Joe realized that he was about to have a bad day. A water leak caused by a plugged condensation drain had found its way into the ceiling above his company’s supply closet, which also served as the file server room. The water must have been pooling on top of the ceiling tiles for days before one tile caved in, causing a gusher of stale water to rain down on fragile technology and communications systems. Circuit breakers had immediately cut power to the lights and some of the office equipment, but it was too late. The damage was done.
As he looked for someplace to sit down and think, the weight of the problem began to sink in. As the senior account manager for a small but prominent financial services firm, Joe NEEDS his E-mail, he NEEDS an Internet connection, and he NEEDS access to customer files and records to do his job! This tiny water leak, having gone unnoticed for days, had instantly crippled his ability to serve his clients.
“Why couldn’t the ceiling have leaked on the shelves storing the pens and highlighters and paper clips?” he thought to himself. “Those items are cheap and easily replaceable. Why did it have to ruin our computer network?” He immediately got a sick feeling in the pit of his stomach as he began to think about how much irreplaceable data might be lost. “This is NOT good!”
His thoughts were suddenly interrupted when the lights in the office came back on. Joe hadn’t noticed that his IT consultants had arrived, unplugged the water-damaged equipment and restored power. Work was underway to clean up the mess. Joe’s thoughts now went to how soon he could get back to business. His boss had worked with this IT consulting firm for years and had confidence in their ability to solve any problem, big or small. This was a BIG one, yet Joe was hopeful.
Fortunately, his firm had invested the time to develop a comprehensive Business Continuity Plan to deal with disasters such as this one. They recognized the potential consequences of a significant data loss. They had read and understood the study which confirmed that out of every 100 companies experiencing a “major loss” of computer records, 43 companies will never reopen, 51 will be closed within two years of the loss, and a mere 6 businesses will survive over the long-term. Joe’s firm had acted upon that knowledge and was now about to benefit from those efforts.
Joe couldn’t believe his good fortune! He watched with interest as the plan began to unfold. What he learned is that the firm’s IT support guys had put into operation a specialized data backup and virtual server appliance designed to reduce any server down time. The device had been located in another area of the office, away from the primary file server. The appliance had been backing up changes to data on the file server every 15 minutes since the day it was installed.

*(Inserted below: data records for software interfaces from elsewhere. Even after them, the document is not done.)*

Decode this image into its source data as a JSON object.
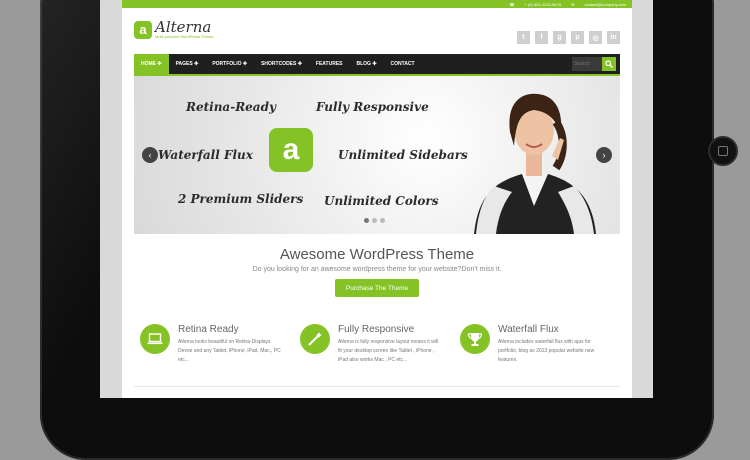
{
  "topbar": {
    "phone": "+ (0) 800-1234-5678",
    "email": "contact@company.com"
  },
  "logo": {
    "name": "Alterna",
    "tagline": "Multi-purpose WordPress Theme",
    "mark": "a"
  },
  "socials": [
    "twitter-icon",
    "facebook-icon",
    "google-plus-icon",
    "pinterest-icon",
    "dribbble-icon",
    "linkedin-icon"
  ],
  "nav": {
    "items": [
      {
        "label": "HOME ✚"
      },
      {
        "label": "PAGES ✚"
      },
      {
        "label": "PORTFOLIO ✚"
      },
      {
        "label": "SHORTCODES ✚"
      },
      {
        "label": "FEATURES"
      },
      {
        "label": "BLOG ✚"
      },
      {
        "label": "CONTACT"
      }
    ],
    "search_placeholder": "Search"
  },
  "slider": {
    "features": [
      "Retina-Ready",
      "Fully Responsive",
      "Waterfall Flux",
      "Unlimited Sidebars",
      "2 Premium Sliders",
      "Unlimited Colors"
    ],
    "logo_mark": "a",
    "prev": "‹",
    "next": "›",
    "slides_total": 3,
    "active_slide": 1
  },
  "hero": {
    "title": "Awesome WordPress Theme",
    "subtitle": "Do you looking for an awesome wordpress theme for your website?Don't miss it.",
    "button": "Purchase The Theme"
  },
  "features": [
    {
      "icon": "laptop-icon",
      "title": "Retina Ready",
      "text": "Alterna looks beautiful on Retina-Displays Devoe and any Tablet, iPhone, iPad, Mac., PC etc..."
    },
    {
      "icon": "magic-wand-icon",
      "title": "Fully Responsive",
      "text": "Alterna is fully responsive layout means it will fit your desktop screen like Tablet , iPhone , iPad also works Mac , PC etc..."
    },
    {
      "icon": "trophy-icon",
      "title": "Waterfall Flux",
      "text": "Alterna includes waterfall flux with ajax for portfolio, blog as 2013 popular website new features."
    }
  ],
  "colors": {
    "accent": "#84c225",
    "nav_bg": "#1f1f1f",
    "device": "#0d0d0d"
  }
}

As a result, the appliance held an exact image of the file server just prior to the water disaster. It had also been moving that critical business data, in encrypted format, to an offsite file storage location every evening, just in case they needed to get access to the data from another location.
But that’s not all. The appliance was configured with modern virtual server technology which allowed it to be quickly reconfigured as a replacement server. The IT guys began that process immediately, and thirty minutes later this amazing appliance was operating as the company’s primary file server, running all of the applications and containing all of the data from earlier that day.
Joe would not have believed this remarkable story if he had not lived through it. Within an hour after walking into chaos, he was at his desk ready to begin reading E-mail and working with client data. There was still a wet mess in the supply closet, and he was a bit shaken by the drama, but Joe was on the phone, calling his best client. “Hey Kelly, what are you doing for data backup and business continuity? You’re not going to believe what just happened over here…”
Jeff Dettloff is the President and Chief Problem Solver for Providence Consulting, Lansing’s leading provider of advanced computer services and innovative technology solutions.